Instructions to follow: Nothing but the images should be left out when the entries are restated word for word.

Provided information:
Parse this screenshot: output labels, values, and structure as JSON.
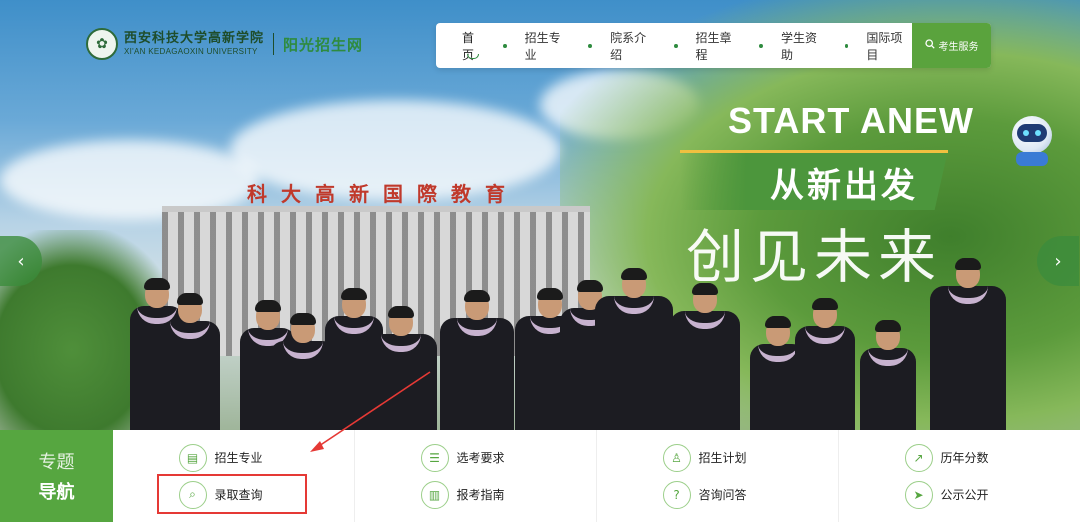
{
  "logo": {
    "seal": "✿",
    "name_cn": "西安科技大学高新学院",
    "name_en": "XI'AN KEDAGAOXIN UNIVERSITY",
    "site_name": "阳光招生网"
  },
  "nav": {
    "items": [
      {
        "label": "首页",
        "active": true
      },
      {
        "label": "招生专业"
      },
      {
        "label": "院系介绍"
      },
      {
        "label": "招生章程"
      },
      {
        "label": "学生资助"
      },
      {
        "label": "国际项目"
      }
    ],
    "service_label": "考生服务",
    "service_icon": "search-icon"
  },
  "hero": {
    "building_sign": "科大高新国際教育",
    "slogan_en": "START ANEW",
    "slogan_cn1": "从新出发",
    "slogan_cn2": "创见未来",
    "prev": "‹",
    "next": "›"
  },
  "quick_nav": {
    "title_line1": "专题",
    "title_line2": "导航",
    "columns": [
      [
        {
          "label": "招生专业",
          "icon": "book-icon",
          "glyph": "▤"
        },
        {
          "label": "录取查询",
          "icon": "search-doc-icon",
          "glyph": "⌕"
        }
      ],
      [
        {
          "label": "选考要求",
          "icon": "list-icon",
          "glyph": "☰"
        },
        {
          "label": "报考指南",
          "icon": "guide-book-icon",
          "glyph": "▥"
        }
      ],
      [
        {
          "label": "招生计划",
          "icon": "user-plan-icon",
          "glyph": "♙"
        },
        {
          "label": "咨询问答",
          "icon": "qa-icon",
          "glyph": "?"
        }
      ],
      [
        {
          "label": "历年分数",
          "icon": "line-chart-icon",
          "glyph": "↗"
        },
        {
          "label": "公示公开",
          "icon": "send-icon",
          "glyph": "➤"
        }
      ]
    ]
  },
  "colors": {
    "brand_green": "#56a640",
    "annotation_red": "#e53935"
  }
}
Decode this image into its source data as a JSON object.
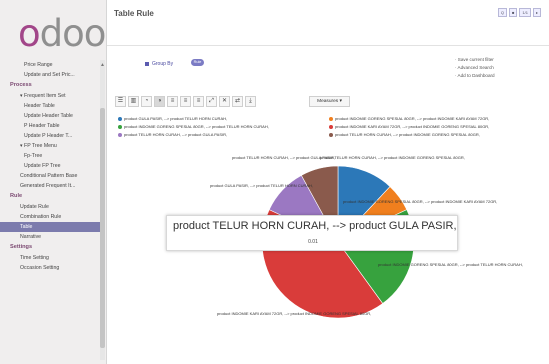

Expected answer:
Parse this screenshot: output labels, values, and structure as JSON.
{
  "logo": {
    "seal": "✿",
    "name_cn": "西安科技大学高新学院",
    "name_en": "XI'AN KEDAGAOXIN UNIVERSITY",
    "site_name": "阳光招生网"
  },
  "nav": {
    "items": [
      {
        "label": "首页",
        "active": true
      },
      {
        "label": "招生专业"
      },
      {
        "label": "院系介绍"
      },
      {
        "label": "招生章程"
      },
      {
        "label": "学生资助"
      },
      {
        "label": "国际项目"
      }
    ],
    "service_label": "考生服务",
    "service_icon": "search-icon"
  },
  "hero": {
    "building_sign": "科大高新国際教育",
    "slogan_en": "START ANEW",
    "slogan_cn1": "从新出发",
    "slogan_cn2": "创见未来",
    "prev": "‹",
    "next": "›"
  },
  "quick_nav": {
    "title_line1": "专题",
    "title_line2": "导航",
    "columns": [
      [
        {
          "label": "招生专业",
          "icon": "book-icon",
          "glyph": "▤"
        },
        {
          "label": "录取查询",
          "icon": "search-doc-icon",
          "glyph": "⌕"
        }
      ],
      [
        {
          "label": "选考要求",
          "icon": "list-icon",
          "glyph": "☰"
        },
        {
          "label": "报考指南",
          "icon": "guide-book-icon",
          "glyph": "▥"
        }
      ],
      [
        {
          "label": "招生计划",
          "icon": "user-plan-icon",
          "glyph": "♙"
        },
        {
          "label": "咨询问答",
          "icon": "qa-icon",
          "glyph": "?"
        }
      ],
      [
        {
          "label": "历年分数",
          "icon": "line-chart-icon",
          "glyph": "↗"
        },
        {
          "label": "公示公开",
          "icon": "send-icon",
          "glyph": "➤"
        }
      ]
    ]
  },
  "colors": {
    "brand_green": "#56a640",
    "annotation_red": "#e53935"
  }
}
Decode this image into its source data as a JSON object.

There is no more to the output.